— Donald J. Trump (@realDonaldTrump) September 27, 2016
Many of the results he cited came from very Trump-friendly sites, such as Breitbart News and the Drudge Report. Some of these polls were shared by Trump supporters on Reddit encouraging people to go vote. These were not selective samples with any merit, and in no way could accurately measure whether or not the more than 81 million people who tuned in for the debate thought Trump did better than Hillary Clinton or not.
Even though Fox News repeatedly touted the same results Trump trumpeted on air and online, Business Insider reported that the networks’ polling director Dana Blanton warned that such polls “do not meet our editorial standards”:
As most of the publications themselves clearly state, the sample obviously can’t be representative of the electorate because they only reflect the views of those Internet users who have chosen to participate….Another problem — we know some campaigns/groups of supporters encourage people to vote in online polls and flood the results.
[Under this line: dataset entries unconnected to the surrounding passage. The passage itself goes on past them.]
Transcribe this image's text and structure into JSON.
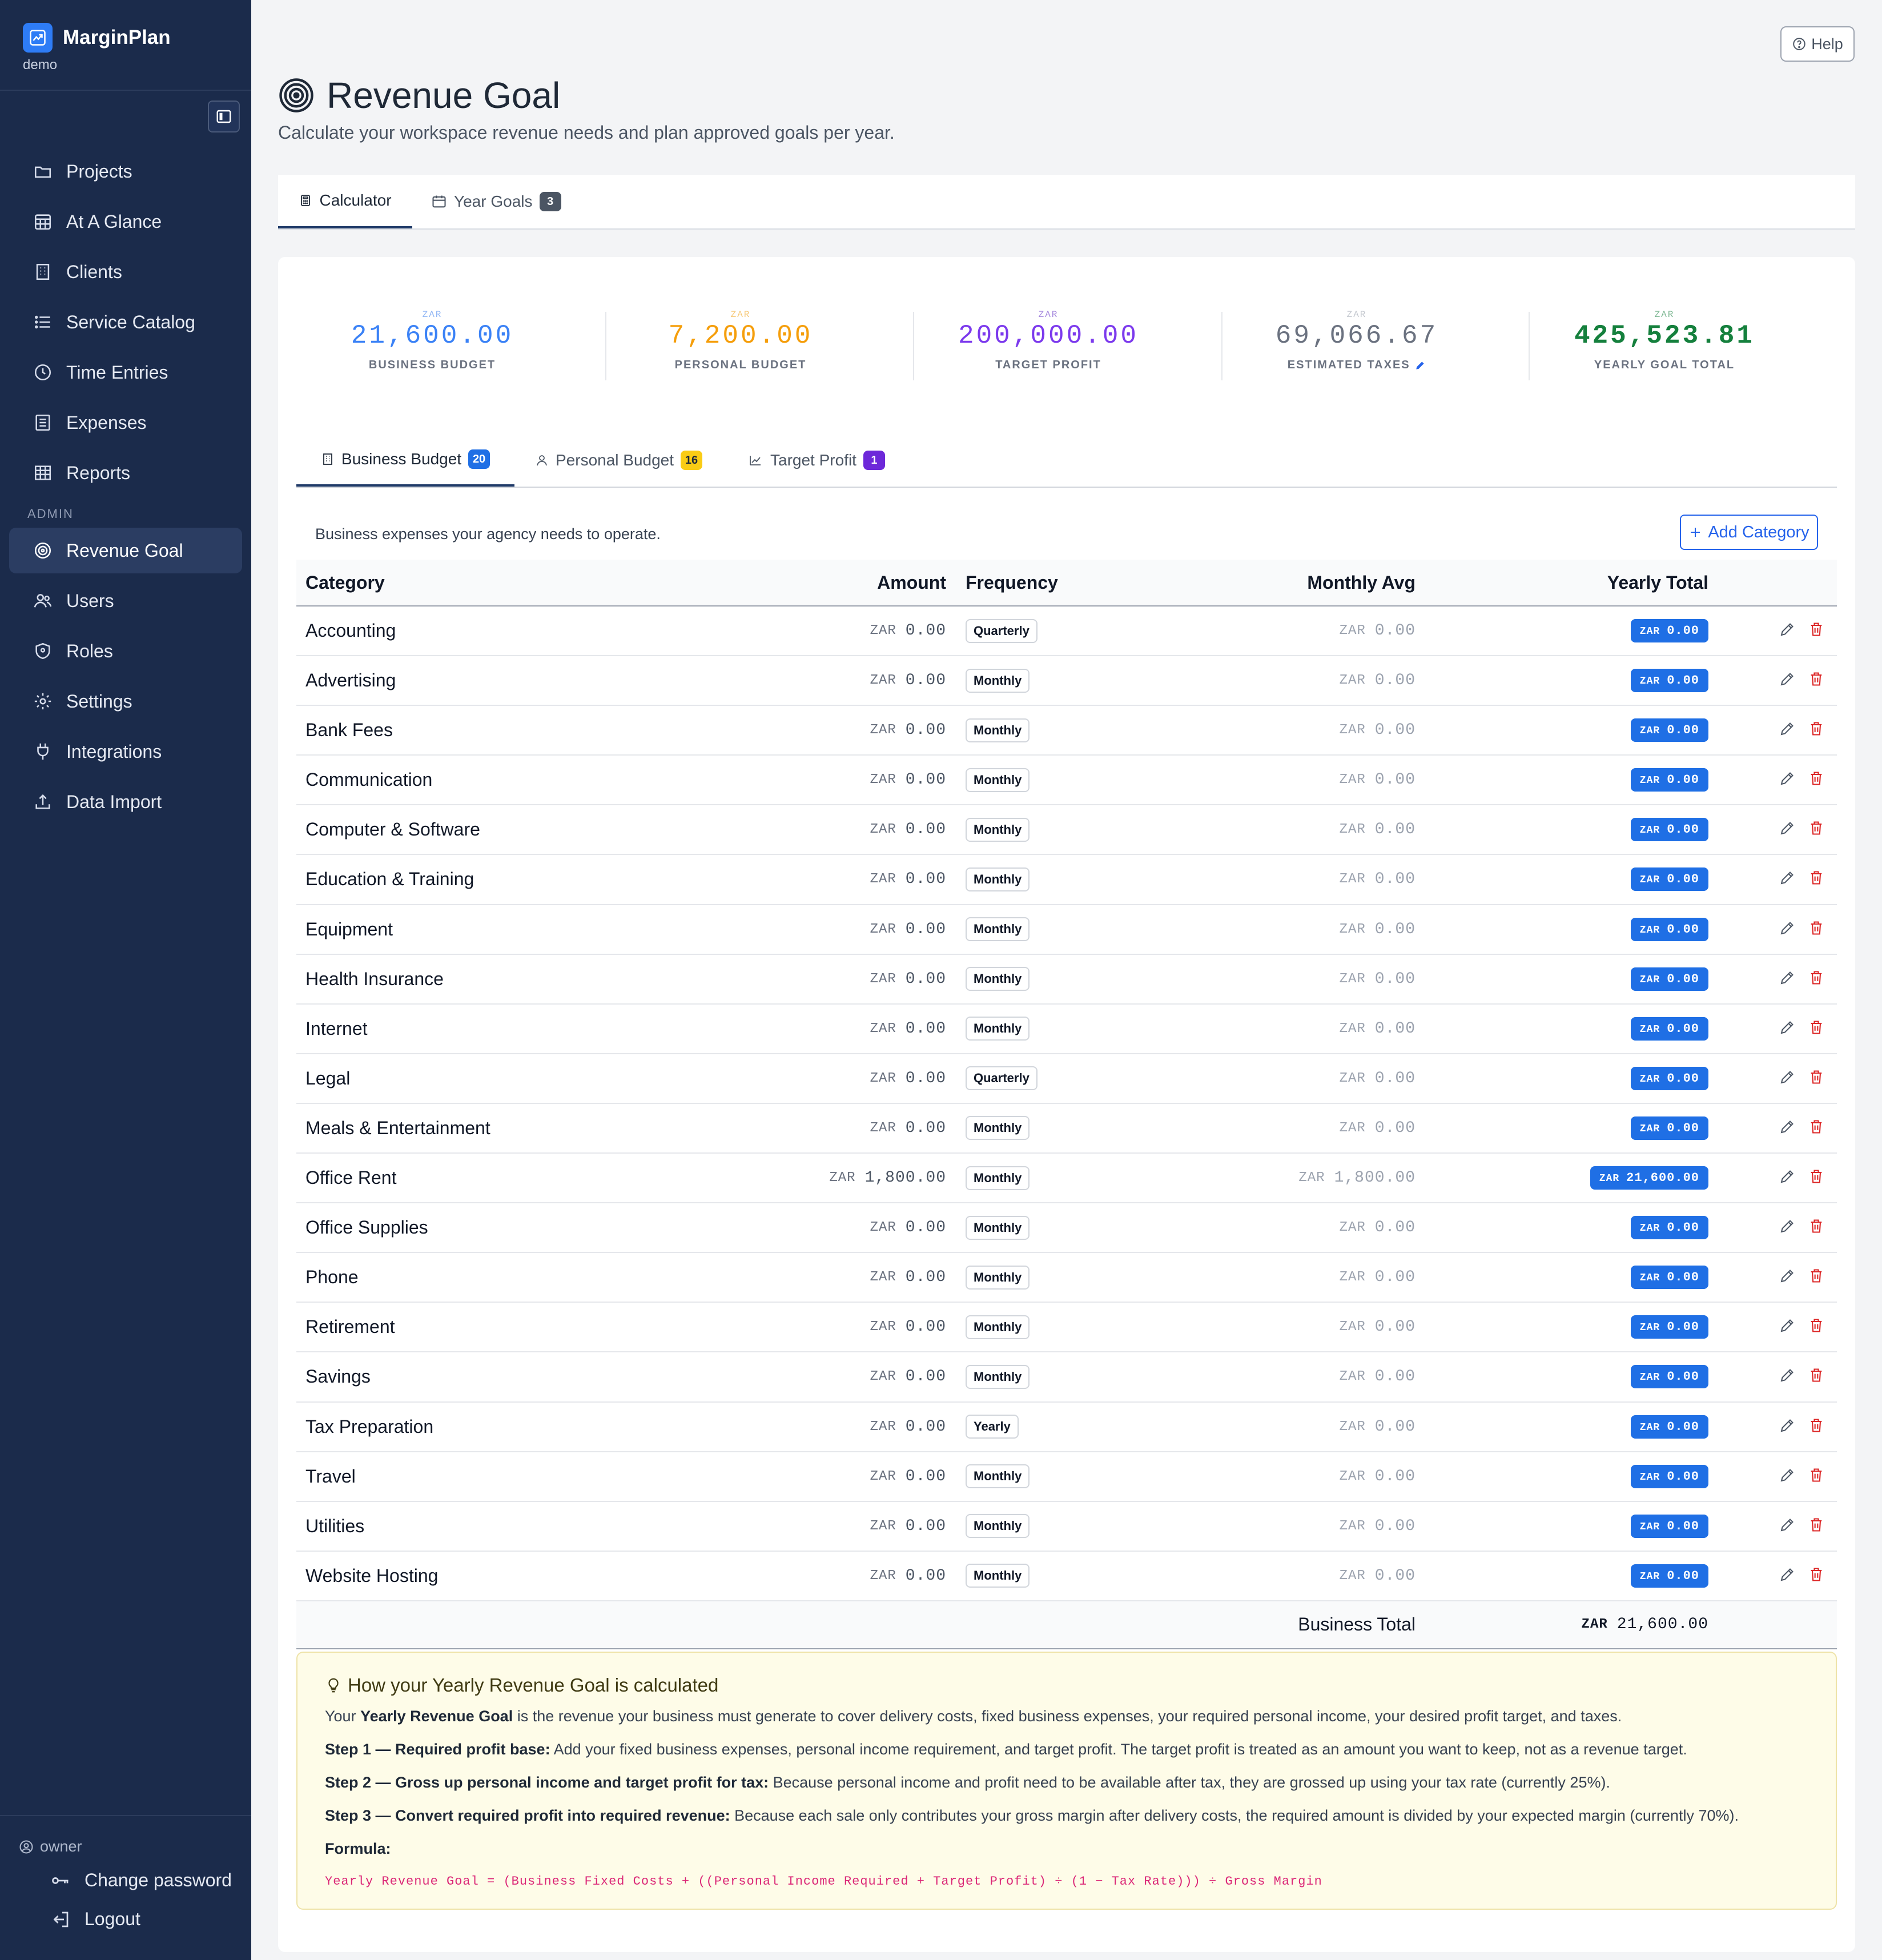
{
  "app": {
    "name": "MarginPlan",
    "workspace": "demo"
  },
  "sidebar": {
    "items": [
      {
        "label": "Projects",
        "icon": "folder-icon"
      },
      {
        "label": "At A Glance",
        "icon": "calendar-grid-icon"
      },
      {
        "label": "Clients",
        "icon": "building-icon"
      },
      {
        "label": "Service Catalog",
        "icon": "list-icon"
      },
      {
        "label": "Time Entries",
        "icon": "clock-icon"
      },
      {
        "label": "Expenses",
        "icon": "receipt-icon"
      },
      {
        "label": "Reports",
        "icon": "table-icon"
      }
    ],
    "admin_label": "ADMIN",
    "admin_items": [
      {
        "label": "Revenue Goal",
        "icon": "target-icon",
        "active": true
      },
      {
        "label": "Users",
        "icon": "users-icon"
      },
      {
        "label": "Roles",
        "icon": "shield-icon"
      },
      {
        "label": "Settings",
        "icon": "gear-icon"
      },
      {
        "label": "Integrations",
        "icon": "plug-icon"
      },
      {
        "label": "Data Import",
        "icon": "upload-icon"
      }
    ],
    "user_role": "owner",
    "change_password": "Change password",
    "logout": "Logout"
  },
  "header": {
    "help": "Help",
    "title": "Revenue Goal",
    "subtitle": "Calculate your workspace revenue needs and plan approved goals per year."
  },
  "top_tabs": [
    {
      "label": "Calculator",
      "active": true
    },
    {
      "label": "Year Goals",
      "count": "3"
    }
  ],
  "stats": [
    {
      "currency": "ZAR",
      "value": "21,600.00",
      "label": "BUSINESS BUDGET",
      "color": "#3b82f6"
    },
    {
      "currency": "ZAR",
      "value": "7,200.00",
      "label": "PERSONAL BUDGET",
      "color": "#f59e0b"
    },
    {
      "currency": "ZAR",
      "value": "200,000.00",
      "label": "TARGET PROFIT",
      "color": "#7c3aed"
    },
    {
      "currency": "ZAR",
      "value": "69,066.67",
      "label": "ESTIMATED TAXES",
      "color": "#6b7280"
    },
    {
      "currency": "ZAR",
      "value": "425,523.81",
      "label": "YEARLY GOAL TOTAL",
      "color": "#15803d"
    }
  ],
  "sub_tabs": [
    {
      "label": "Business Budget",
      "count": "20",
      "badge_color": "#1f6fe5",
      "active": true
    },
    {
      "label": "Personal Budget",
      "count": "16",
      "badge_color": "#facc15"
    },
    {
      "label": "Target Profit",
      "count": "1",
      "badge_color": "#6d28d9"
    }
  ],
  "business": {
    "description": "Business expenses your agency needs to operate.",
    "add_label": "Add Category",
    "columns": {
      "category": "Category",
      "amount": "Amount",
      "frequency": "Frequency",
      "monthly_avg": "Monthly Avg",
      "yearly_total": "Yearly Total"
    },
    "currency": "ZAR",
    "rows": [
      {
        "category": "Accounting",
        "amount": "0.00",
        "frequency": "Quarterly",
        "monthly": "0.00",
        "yearly": "0.00"
      },
      {
        "category": "Advertising",
        "amount": "0.00",
        "frequency": "Monthly",
        "monthly": "0.00",
        "yearly": "0.00"
      },
      {
        "category": "Bank Fees",
        "amount": "0.00",
        "frequency": "Monthly",
        "monthly": "0.00",
        "yearly": "0.00"
      },
      {
        "category": "Communication",
        "amount": "0.00",
        "frequency": "Monthly",
        "monthly": "0.00",
        "yearly": "0.00"
      },
      {
        "category": "Computer & Software",
        "amount": "0.00",
        "frequency": "Monthly",
        "monthly": "0.00",
        "yearly": "0.00"
      },
      {
        "category": "Education & Training",
        "amount": "0.00",
        "frequency": "Monthly",
        "monthly": "0.00",
        "yearly": "0.00"
      },
      {
        "category": "Equipment",
        "amount": "0.00",
        "frequency": "Monthly",
        "monthly": "0.00",
        "yearly": "0.00"
      },
      {
        "category": "Health Insurance",
        "amount": "0.00",
        "frequency": "Monthly",
        "monthly": "0.00",
        "yearly": "0.00"
      },
      {
        "category": "Internet",
        "amount": "0.00",
        "frequency": "Monthly",
        "monthly": "0.00",
        "yearly": "0.00"
      },
      {
        "category": "Legal",
        "amount": "0.00",
        "frequency": "Quarterly",
        "monthly": "0.00",
        "yearly": "0.00"
      },
      {
        "category": "Meals & Entertainment",
        "amount": "0.00",
        "frequency": "Monthly",
        "monthly": "0.00",
        "yearly": "0.00"
      },
      {
        "category": "Office Rent",
        "amount": "1,800.00",
        "frequency": "Monthly",
        "monthly": "1,800.00",
        "yearly": "21,600.00"
      },
      {
        "category": "Office Supplies",
        "amount": "0.00",
        "frequency": "Monthly",
        "monthly": "0.00",
        "yearly": "0.00"
      },
      {
        "category": "Phone",
        "amount": "0.00",
        "frequency": "Monthly",
        "monthly": "0.00",
        "yearly": "0.00"
      },
      {
        "category": "Retirement",
        "amount": "0.00",
        "frequency": "Monthly",
        "monthly": "0.00",
        "yearly": "0.00"
      },
      {
        "category": "Savings",
        "amount": "0.00",
        "frequency": "Monthly",
        "monthly": "0.00",
        "yearly": "0.00"
      },
      {
        "category": "Tax Preparation",
        "amount": "0.00",
        "frequency": "Yearly",
        "monthly": "0.00",
        "yearly": "0.00"
      },
      {
        "category": "Travel",
        "amount": "0.00",
        "frequency": "Monthly",
        "monthly": "0.00",
        "yearly": "0.00"
      },
      {
        "category": "Utilities",
        "amount": "0.00",
        "frequency": "Monthly",
        "monthly": "0.00",
        "yearly": "0.00"
      },
      {
        "category": "Website Hosting",
        "amount": "0.00",
        "frequency": "Monthly",
        "monthly": "0.00",
        "yearly": "0.00"
      }
    ],
    "total_label": "Business Total",
    "total_value": "21,600.00"
  },
  "info": {
    "title": "How your Yearly Revenue Goal is calculated",
    "intro_pre": "Your ",
    "intro_bold": "Yearly Revenue Goal",
    "intro_post": " is the revenue your business must generate to cover delivery costs, fixed business expenses, your required personal income, your desired profit target, and taxes.",
    "step1_bold": "Step 1 — Required profit base:",
    "step1_text": " Add your fixed business expenses, personal income requirement, and target profit. The target profit is treated as an amount you want to keep, not as a revenue target.",
    "step2_bold": "Step 2 — Gross up personal income and target profit for tax:",
    "step2_text": " Because personal income and profit need to be available after tax, they are grossed up using your tax rate (currently 25%).",
    "step3_bold": "Step 3 — Convert required profit into required revenue:",
    "step3_text": " Because each sale only contributes your gross margin after delivery costs, the required amount is divided by your expected margin (currently 70%).",
    "formula_label": "Formula:",
    "formula": "Yearly Revenue Goal = (Business Fixed Costs + ((Personal Income Required + Target Profit) ÷ (1 − Tax Rate))) ÷ Gross Margin"
  }
}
Huffington Post Polling Director Ariel Edwards-Levy explained the vast difference between these polls Trump loves so much and ones that are actually predictive and useful:
Scientific polls can be conducted by phone, via online panels or some other way, and use a mix of sampling and weighting to make their numbers representative of the larger population whose opinions they’re measuring ― whether that’s all adult Americans, or just likely voters. Recent changes in technology have complicated that process, but the underlying principle remains basically the same.
That’s why, even if a scientific poll reaches relatively few people, it can accurately depict the opinions of a much larger group.
In contrast, reader polls, like those Trump cites in the tweet below, make no such attempt to weight their responses or to represent anything beyond the number of people who happen to have clicked on them.
Republican pollster Glen Bolger said it was unfortunate that these post-debate surveys, intended to drive traffic, were even conducted because they muddied the water for legitimate polls.
“It’s a disservice by the media outlets that do them, and there’s nothing scientific, nothing rigorous about them,” Bolger said. “It’s whoever goes on the website and wants to take the poll. And obviously a bunch of them are going to be self-selected toward the partisanship of their readership. There’s just nothing good in them, there’s just no point to them.”
In fact, actual scientific polls have shown that Clinton was the clear-winner on Monday night. A CNN poll just after the debate showed 62% of voters thought Clinton had the best performance, while just 27% said Clinton said. Their sample from their call-back survey did lean a bit too Democratic (pollster didn’t have time with such a quick turnaround to weight the sample), but even a minor adjustment would still equal a clear victory for the Democratic nominee.
A Politico/Morning Consult poll also gave Clinton the win, 49% to 26%. Another survey from the Democratic-leaning Public Policy Polling also found Clinton won by 11 points, 51% to 40%. A two-day poll from Echelon Insights found that 48% of registered voters thought Clinton won the debate, while just 22% thought Trump did.
It will take several days for the impact of Monday night’s debate to be fully shown in polls, Bolger said, and data on Friday morning that surveys people over several days would provide the best measurement. But even then, in such a fast-changing campaign, it might only be a brief flash-point before the next presidential debate on October 9.
But for now, discount these “flash” polls and wait for more reputable numbers to come out. Remember, in 2012 these same flash surveys all found that former Texas Rep. Ron Paul won the GOP debates by wide margins. But, no, there was no President Paul.